Work leads and ground leads have one purpose: they direct the flow of electric current for it to become productive. They also prevent short-circuiting and keep you safe from electrical shock.
On the other hand, hoses are the medium where gas, air, and water flow from the cylinder to the torch. The gas shields the arc and prevents contamination from outside elements. The air or water cools down the torch for it to continue welding for extended periods.
The flow meter is a piece of support equipment that provides information on gas pressure, content, and gas flow rate. Knowing this information is vital in determining the quality of the weld.
Measuring tools such as a speed square or a ruler allow you to make precise cuts and welds on metals while marking tools like soapstone or chalks let you temporarily mark an area on the metal workpiece you need to weld. These are extremely helpful for fabrication projects.
Last but not least is your safety. You should wear personal protective equipment every time you are welding. Here are the things you need before you step into your workspace and fire up the TIG torch.
When choosing a TIG helmet, consider whether you should have a helmet with or without an auto-dim feature. Nowadays, however, it's best to get the ones with an auto-dim feature as it adjusts to the intensity of light produced by the arc. Check your welding machine's amperage range and cross-reference it with the helmet's specifications.
The best welding jacket should protect your entire upper body from neck to hips. In addition, it should be resistant to heat and electricity. It should keep your temperature at tolerable levels in case your workspace becomes heated as a result of welding for long periods.
Similarly, your pants should also protect your whole lower extremities from the hips down to the ankles.
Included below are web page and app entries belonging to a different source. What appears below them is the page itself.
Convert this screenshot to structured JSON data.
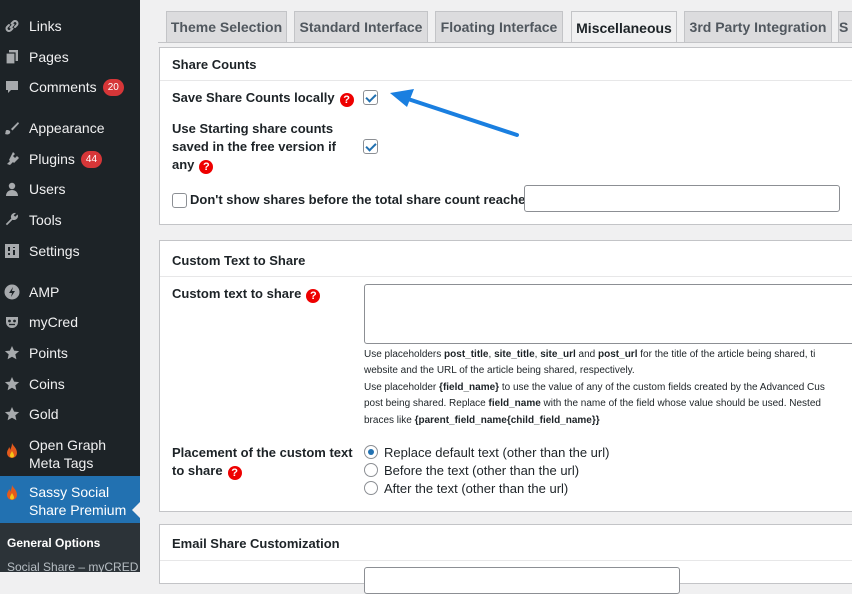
{
  "sidebar": {
    "items": [
      {
        "label": "Links",
        "icon": "link-icon"
      },
      {
        "label": "Pages",
        "icon": "pages-icon"
      },
      {
        "label": "Comments",
        "icon": "comments-icon",
        "badge": "20"
      },
      {
        "label": "Appearance",
        "icon": "brush-icon"
      },
      {
        "label": "Plugins",
        "icon": "plugin-icon",
        "badge": "44"
      },
      {
        "label": "Users",
        "icon": "user-icon"
      },
      {
        "label": "Tools",
        "icon": "wrench-icon"
      },
      {
        "label": "Settings",
        "icon": "settings-icon"
      },
      {
        "label": "AMP",
        "icon": "amp-icon"
      },
      {
        "label": "myCred",
        "icon": "mycred-icon"
      },
      {
        "label": "Points",
        "icon": "star-icon"
      },
      {
        "label": "Coins",
        "icon": "star-icon"
      },
      {
        "label": "Gold",
        "icon": "star-icon"
      },
      {
        "label": "Open Graph Meta Tags",
        "icon": "flame-icon"
      },
      {
        "label": "Sassy Social Share Premium",
        "icon": "flame-icon"
      }
    ],
    "submenu": {
      "current": "General Options",
      "next": "Social Share – myCRED"
    }
  },
  "tabs": [
    "Theme Selection",
    "Standard Interface",
    "Floating Interface",
    "Miscellaneous",
    "3rd Party Integration",
    "S"
  ],
  "active_tab": "Miscellaneous",
  "share_counts": {
    "heading": "Share Counts",
    "save_locally_label": "Save Share Counts locally",
    "save_locally_checked": true,
    "starting_counts_label_1": "Use Starting share counts",
    "starting_counts_label_2": "saved in the free version if",
    "starting_counts_label_3": "any",
    "starting_counts_checked": true,
    "dont_show_label": "Don't show shares before the total share count reaches",
    "dont_show_checked": false,
    "threshold_value": ""
  },
  "custom_text": {
    "heading": "Custom Text to Share",
    "custom_text_label": "Custom text to share",
    "custom_text_value": "",
    "hint": {
      "l1_a": "Use placeholders ",
      "l1_b1": "post_title",
      "l1_c": ", ",
      "l1_b2": "site_title",
      "l1_d": ", ",
      "l1_b3": "site_url",
      "l1_e": " and ",
      "l1_b4": "post_url",
      "l1_f": " for the title of the article being shared, ti",
      "l2": "website and the URL of the article being shared, respectively.",
      "l3_a": "Use placeholder ",
      "l3_b": "{field_name}",
      "l3_c": " to use the value of any of the custom fields created by the Advanced Cus",
      "l4_a": "post being shared. Replace ",
      "l4_b": "field_name",
      "l4_c": " with the name of the field whose value should be used. Nested",
      "l5_a": "braces like ",
      "l5_b": "{parent_field_name{child_field_name}}"
    },
    "placement_label_1": "Placement of the custom text",
    "placement_label_2": "to share",
    "placement_options": [
      "Replace default text (other than the url)",
      "Before the text (other than the url)",
      "After the text (other than the url)"
    ],
    "placement_selected": "Replace default text (other than the url)"
  },
  "email_share": {
    "heading": "Email Share Customization"
  },
  "colors": {
    "sidebar_bg": "#1d2327",
    "active_menu": "#2271b1",
    "help_icon": "#ee0000",
    "annotation_arrow": "#1a7fe0"
  }
}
It should have the same heat, spatter, and electricity resistance as your jacket. The fabric should be made of cotton, and it should be loose and comfortable to wear.
Apart from heat, fire, and electricity resistance, your gloves should fit nicely on your hand. For TIG gloves, the fingers should have enough flexibility to move because you'll be doing many precise welds with both of your hands. So try moving your hands when you fit a welding glove and check if it's comfortable.
The feet are also subject to the risk of falling spatter or grounding. The best welding boots should have premium leather and a strong toe cap to repel any falling object. Please get a steel toe cap, although it may be a bit expensive.
The list of tools and equipment laid out above is meant to be practical. We recommend that you purchase them all first before getting started on any TIG welding. Missing any components on the list could prevent you from working smoothly on any TIG projects you want to start or, worse, endanger the people around you.
We've got you started on what to look for, but part of the learning process is asking people you interact with as you purchase these things. They will give you expert-level knowledge on each of the tools and equipment we discussed.
Now take this list, go out there, and have fun shopping!